<<<<
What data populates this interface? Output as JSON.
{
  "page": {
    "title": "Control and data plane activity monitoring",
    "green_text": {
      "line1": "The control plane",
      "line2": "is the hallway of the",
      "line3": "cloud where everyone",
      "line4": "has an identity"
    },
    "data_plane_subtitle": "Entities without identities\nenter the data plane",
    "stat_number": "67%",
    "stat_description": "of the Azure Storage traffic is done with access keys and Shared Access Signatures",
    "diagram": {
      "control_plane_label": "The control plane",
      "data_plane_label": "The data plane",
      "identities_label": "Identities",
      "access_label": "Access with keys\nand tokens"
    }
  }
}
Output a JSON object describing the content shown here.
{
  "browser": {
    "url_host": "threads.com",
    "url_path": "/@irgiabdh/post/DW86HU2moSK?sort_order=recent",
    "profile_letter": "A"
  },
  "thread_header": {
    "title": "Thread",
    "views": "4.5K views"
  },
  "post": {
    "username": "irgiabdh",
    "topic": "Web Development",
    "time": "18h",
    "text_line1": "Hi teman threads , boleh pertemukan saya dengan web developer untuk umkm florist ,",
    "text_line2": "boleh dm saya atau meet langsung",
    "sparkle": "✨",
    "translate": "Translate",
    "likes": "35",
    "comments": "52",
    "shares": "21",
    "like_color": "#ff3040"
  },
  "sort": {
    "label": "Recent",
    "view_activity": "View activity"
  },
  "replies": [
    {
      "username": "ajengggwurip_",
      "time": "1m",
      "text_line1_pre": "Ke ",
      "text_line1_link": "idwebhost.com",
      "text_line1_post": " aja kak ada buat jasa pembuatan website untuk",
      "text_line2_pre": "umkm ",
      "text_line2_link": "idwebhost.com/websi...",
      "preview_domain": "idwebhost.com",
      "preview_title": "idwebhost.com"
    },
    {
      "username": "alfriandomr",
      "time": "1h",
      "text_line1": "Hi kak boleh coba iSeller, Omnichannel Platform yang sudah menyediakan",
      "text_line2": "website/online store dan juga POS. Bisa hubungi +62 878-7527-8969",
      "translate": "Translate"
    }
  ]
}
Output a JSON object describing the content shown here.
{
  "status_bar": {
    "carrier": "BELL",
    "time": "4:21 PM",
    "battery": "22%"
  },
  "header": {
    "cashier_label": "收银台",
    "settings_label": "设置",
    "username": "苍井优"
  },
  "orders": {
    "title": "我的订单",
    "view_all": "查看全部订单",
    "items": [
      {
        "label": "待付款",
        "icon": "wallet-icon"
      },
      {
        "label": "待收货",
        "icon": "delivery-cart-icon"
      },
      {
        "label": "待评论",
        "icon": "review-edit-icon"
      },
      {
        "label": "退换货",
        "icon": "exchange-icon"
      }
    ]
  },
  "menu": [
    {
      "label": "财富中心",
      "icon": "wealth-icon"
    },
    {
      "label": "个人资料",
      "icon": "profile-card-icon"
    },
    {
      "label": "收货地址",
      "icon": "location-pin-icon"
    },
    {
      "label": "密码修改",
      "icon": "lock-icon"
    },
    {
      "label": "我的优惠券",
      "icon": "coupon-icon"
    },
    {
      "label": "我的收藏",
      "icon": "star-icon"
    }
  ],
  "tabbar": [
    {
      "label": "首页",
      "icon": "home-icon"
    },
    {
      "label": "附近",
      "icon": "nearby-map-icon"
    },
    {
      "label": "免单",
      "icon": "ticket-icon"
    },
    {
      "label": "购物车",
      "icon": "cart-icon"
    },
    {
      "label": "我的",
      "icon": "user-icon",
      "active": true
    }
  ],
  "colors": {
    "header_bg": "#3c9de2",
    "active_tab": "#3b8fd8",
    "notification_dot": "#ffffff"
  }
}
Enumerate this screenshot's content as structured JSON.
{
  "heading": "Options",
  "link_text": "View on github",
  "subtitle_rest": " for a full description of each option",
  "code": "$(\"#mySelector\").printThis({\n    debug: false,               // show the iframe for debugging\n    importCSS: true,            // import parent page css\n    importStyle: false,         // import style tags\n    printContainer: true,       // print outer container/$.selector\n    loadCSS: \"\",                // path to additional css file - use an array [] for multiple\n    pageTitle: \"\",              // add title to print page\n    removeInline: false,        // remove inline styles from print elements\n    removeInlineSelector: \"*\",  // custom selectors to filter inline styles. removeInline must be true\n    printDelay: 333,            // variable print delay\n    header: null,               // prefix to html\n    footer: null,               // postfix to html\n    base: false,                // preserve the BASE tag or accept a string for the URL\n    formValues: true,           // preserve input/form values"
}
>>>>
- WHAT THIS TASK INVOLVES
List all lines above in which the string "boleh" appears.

- SOLUTION TO THE PROBLEM
    "text_line1": "Hi teman threads , boleh pertemukan saya dengan web developer untuk umkm florist ,",
    "text_line2": "boleh dm saya atau meet langsung",
      "text_line1": "Hi kak boleh coba iSeller, Omnichannel Platform yang sudah menyediakan",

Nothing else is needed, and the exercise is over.